JUDICIAL elections, and the amount of money spent on them, have been a hotly covered topic in West Virginia for many years now.
Since our state's enormously expensive 2004 Supreme Court race - which saw millions of dollars in spending from candidates and outside groups on both sides of the political aisle - personal injury lawyers and many others alike have called for reforms that would help reduce the influence of special-interest money on our state's highest court.
Lawmakers responded to the perceived problem, in part, by passing a public financing pilot program recommended by then-Gov. Joe Manchin's Independent Commission on Judicial Reform.
The public financing program was praised by many, including The New York Times and the personal injury lawyer-backed West Virginia Association for Justice, which called the pilot program a "good idea."
Flash forward two years, and only one of the four remaining candidates for Supreme Court this year - Republican Allen Loughry - has elected to use the public financing pilot program.
Nominee John Yoder opted out of the public financing program, citing the difficulty of raising the necessary qualifying contributions.
And yet "special interest" money still plays a significant role in this year's court race.
That's because personal-injury lawyer backed nominees Robin Davis and Tish Chafin have tapped into their considerable family wealth, a by-product of both their families' extremely successful personal injury law firms.
To date, Justice Davis has loaned her campaign more than $350,000.
Tish Chafin has put in a whopping $1 million of personal funds.
Personal injury lawyers have also contributed nearly $200,000 to the two candidates' campaigns, which accounts for approximately 40 percent of their total campaign contributions.

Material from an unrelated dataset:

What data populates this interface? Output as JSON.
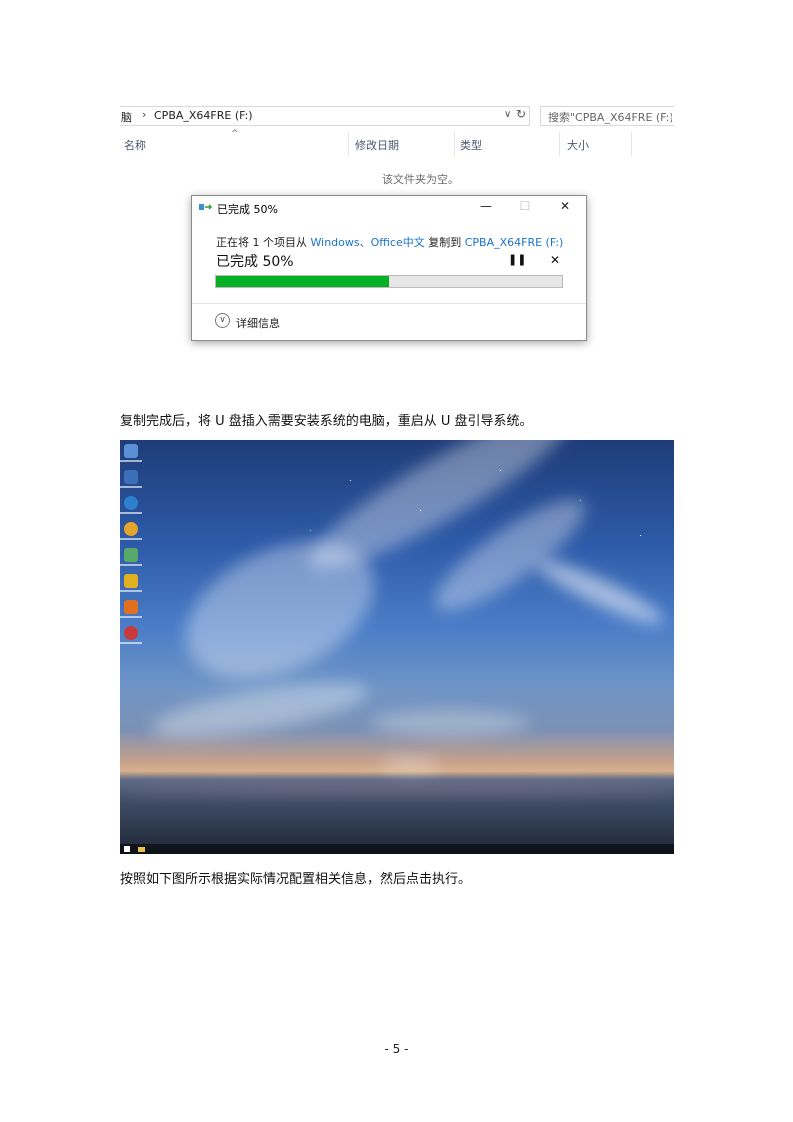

Anticipating this situation - in which individually wealthy candidates could otherwise overwhelm public financing participants and perpetuate the perception that justice is for sale in West Virginia - state lawmakers included provisions that provide additional funding for outspent candidates.